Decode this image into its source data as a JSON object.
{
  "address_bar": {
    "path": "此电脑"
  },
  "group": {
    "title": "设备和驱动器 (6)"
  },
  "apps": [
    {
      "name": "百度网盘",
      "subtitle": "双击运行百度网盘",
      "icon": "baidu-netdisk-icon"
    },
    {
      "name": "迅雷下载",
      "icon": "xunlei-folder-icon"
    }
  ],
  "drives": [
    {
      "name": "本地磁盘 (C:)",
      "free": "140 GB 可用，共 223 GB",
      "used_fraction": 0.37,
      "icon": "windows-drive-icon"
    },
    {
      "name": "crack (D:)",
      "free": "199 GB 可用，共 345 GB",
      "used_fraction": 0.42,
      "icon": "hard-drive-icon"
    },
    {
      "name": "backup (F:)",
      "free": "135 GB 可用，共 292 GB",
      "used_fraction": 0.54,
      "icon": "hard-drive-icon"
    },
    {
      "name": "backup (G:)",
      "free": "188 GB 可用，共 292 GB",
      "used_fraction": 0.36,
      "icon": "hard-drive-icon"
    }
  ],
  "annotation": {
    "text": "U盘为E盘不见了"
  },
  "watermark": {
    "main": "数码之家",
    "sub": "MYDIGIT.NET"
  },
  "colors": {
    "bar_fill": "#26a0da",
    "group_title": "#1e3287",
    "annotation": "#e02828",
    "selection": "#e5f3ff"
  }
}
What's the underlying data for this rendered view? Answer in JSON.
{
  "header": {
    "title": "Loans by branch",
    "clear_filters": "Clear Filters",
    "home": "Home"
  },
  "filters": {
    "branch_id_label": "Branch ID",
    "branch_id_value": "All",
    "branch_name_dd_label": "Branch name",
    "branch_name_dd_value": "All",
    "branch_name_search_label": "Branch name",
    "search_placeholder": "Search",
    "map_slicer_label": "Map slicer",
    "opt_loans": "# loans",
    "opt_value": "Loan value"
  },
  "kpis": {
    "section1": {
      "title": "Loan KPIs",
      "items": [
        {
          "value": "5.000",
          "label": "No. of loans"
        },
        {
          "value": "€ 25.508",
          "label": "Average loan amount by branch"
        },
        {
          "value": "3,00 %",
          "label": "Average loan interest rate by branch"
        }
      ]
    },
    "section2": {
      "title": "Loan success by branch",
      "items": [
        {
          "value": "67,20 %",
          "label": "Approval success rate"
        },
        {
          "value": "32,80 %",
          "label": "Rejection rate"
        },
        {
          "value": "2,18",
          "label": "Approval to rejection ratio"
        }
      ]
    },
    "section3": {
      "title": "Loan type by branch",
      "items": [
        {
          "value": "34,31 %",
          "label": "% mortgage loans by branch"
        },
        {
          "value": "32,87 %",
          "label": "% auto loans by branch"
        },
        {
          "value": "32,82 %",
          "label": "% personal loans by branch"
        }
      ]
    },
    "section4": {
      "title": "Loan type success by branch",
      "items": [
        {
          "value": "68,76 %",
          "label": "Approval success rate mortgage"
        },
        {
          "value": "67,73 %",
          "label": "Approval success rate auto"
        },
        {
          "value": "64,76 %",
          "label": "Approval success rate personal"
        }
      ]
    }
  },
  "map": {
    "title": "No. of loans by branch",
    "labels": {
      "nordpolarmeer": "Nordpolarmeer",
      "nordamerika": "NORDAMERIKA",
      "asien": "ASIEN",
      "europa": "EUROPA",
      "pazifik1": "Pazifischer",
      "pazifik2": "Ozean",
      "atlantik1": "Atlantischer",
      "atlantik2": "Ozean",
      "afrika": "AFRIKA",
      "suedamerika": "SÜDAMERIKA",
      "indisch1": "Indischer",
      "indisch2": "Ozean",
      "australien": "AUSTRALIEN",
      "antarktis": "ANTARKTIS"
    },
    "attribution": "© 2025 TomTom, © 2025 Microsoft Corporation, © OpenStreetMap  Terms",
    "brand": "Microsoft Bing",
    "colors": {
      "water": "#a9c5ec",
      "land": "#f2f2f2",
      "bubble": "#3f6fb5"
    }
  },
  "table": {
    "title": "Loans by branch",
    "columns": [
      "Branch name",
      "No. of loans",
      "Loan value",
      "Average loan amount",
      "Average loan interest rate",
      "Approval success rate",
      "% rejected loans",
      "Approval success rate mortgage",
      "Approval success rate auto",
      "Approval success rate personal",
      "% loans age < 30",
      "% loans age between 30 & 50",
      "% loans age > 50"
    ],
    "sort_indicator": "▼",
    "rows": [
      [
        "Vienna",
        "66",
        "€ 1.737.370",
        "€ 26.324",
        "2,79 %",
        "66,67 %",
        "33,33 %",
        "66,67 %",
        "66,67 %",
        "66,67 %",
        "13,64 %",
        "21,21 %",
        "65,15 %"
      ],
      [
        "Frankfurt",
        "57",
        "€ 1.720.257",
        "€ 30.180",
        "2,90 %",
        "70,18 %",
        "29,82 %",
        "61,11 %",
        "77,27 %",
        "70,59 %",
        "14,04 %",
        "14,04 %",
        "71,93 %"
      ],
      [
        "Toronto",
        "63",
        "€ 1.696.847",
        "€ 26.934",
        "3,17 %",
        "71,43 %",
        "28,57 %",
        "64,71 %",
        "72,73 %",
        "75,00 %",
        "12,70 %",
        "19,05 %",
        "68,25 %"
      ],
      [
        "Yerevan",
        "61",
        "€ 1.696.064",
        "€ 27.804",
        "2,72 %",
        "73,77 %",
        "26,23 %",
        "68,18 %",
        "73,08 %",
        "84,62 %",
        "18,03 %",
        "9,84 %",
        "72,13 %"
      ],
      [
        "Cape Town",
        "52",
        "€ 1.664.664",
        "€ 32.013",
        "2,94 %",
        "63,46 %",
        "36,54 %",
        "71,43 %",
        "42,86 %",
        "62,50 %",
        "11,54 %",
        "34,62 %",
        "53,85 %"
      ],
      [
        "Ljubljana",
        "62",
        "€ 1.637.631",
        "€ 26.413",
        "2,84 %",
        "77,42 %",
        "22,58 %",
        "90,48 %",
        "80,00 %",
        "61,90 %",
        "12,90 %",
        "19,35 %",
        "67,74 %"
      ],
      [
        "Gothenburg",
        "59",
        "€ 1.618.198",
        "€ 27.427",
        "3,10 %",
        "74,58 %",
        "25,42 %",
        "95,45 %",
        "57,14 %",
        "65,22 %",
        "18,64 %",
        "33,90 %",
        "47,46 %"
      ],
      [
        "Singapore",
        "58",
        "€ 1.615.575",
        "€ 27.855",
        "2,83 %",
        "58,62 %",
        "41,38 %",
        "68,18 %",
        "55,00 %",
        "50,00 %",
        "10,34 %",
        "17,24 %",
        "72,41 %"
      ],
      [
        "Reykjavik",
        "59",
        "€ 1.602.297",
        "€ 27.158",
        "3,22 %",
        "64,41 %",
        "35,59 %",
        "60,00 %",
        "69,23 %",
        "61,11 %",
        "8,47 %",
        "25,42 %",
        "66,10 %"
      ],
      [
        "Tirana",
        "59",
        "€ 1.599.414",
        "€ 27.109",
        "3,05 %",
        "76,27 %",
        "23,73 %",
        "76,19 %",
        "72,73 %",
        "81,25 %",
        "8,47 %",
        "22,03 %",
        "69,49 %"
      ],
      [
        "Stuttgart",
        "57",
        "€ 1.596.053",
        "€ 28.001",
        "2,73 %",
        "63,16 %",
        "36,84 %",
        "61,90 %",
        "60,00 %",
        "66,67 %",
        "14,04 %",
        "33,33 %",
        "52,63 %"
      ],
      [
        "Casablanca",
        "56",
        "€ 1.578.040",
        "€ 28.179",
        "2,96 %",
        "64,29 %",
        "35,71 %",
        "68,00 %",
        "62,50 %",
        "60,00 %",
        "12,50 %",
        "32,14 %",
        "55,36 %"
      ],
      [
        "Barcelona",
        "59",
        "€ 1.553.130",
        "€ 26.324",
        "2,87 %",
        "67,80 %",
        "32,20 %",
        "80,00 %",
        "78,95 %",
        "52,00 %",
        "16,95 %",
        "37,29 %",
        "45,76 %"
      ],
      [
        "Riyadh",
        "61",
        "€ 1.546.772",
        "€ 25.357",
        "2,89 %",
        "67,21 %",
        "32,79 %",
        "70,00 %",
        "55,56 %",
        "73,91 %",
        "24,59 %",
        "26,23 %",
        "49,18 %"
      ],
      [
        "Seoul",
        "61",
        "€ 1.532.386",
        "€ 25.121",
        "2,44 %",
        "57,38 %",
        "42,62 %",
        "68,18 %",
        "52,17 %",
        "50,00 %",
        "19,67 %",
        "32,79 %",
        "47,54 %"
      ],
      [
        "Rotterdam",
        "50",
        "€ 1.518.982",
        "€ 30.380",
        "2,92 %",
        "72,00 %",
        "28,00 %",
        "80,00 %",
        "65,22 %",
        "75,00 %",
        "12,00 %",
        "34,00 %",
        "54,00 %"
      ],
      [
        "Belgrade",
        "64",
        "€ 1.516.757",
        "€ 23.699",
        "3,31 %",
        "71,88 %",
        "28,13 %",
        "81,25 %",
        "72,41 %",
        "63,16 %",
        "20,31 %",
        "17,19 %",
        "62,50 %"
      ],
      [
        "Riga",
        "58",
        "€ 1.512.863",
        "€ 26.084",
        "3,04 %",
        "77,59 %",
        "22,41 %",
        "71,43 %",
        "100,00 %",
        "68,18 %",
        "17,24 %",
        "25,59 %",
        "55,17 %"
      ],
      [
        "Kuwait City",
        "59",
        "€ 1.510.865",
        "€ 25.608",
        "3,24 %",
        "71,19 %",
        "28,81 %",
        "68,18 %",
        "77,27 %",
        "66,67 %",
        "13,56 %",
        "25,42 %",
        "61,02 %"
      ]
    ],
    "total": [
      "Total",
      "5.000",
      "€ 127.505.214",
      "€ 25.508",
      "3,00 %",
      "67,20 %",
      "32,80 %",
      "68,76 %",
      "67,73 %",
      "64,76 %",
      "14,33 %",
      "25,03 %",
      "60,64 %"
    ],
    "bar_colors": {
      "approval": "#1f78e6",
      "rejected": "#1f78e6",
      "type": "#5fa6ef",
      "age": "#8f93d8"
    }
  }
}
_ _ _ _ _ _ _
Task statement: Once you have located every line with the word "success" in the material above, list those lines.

Answer for this exercise:
      "title": "Loan success by branch",
          "label": "Approval success rate"
      "title": "Loan type success by branch",
          "label": "Approval success rate mortgage"
          "label": "Approval success rate auto"
          "label": "Approval success rate personal"
      "Approval success rate",
      "Approval success rate mortgage",
      "Approval success rate auto",
      "Approval success rate personal",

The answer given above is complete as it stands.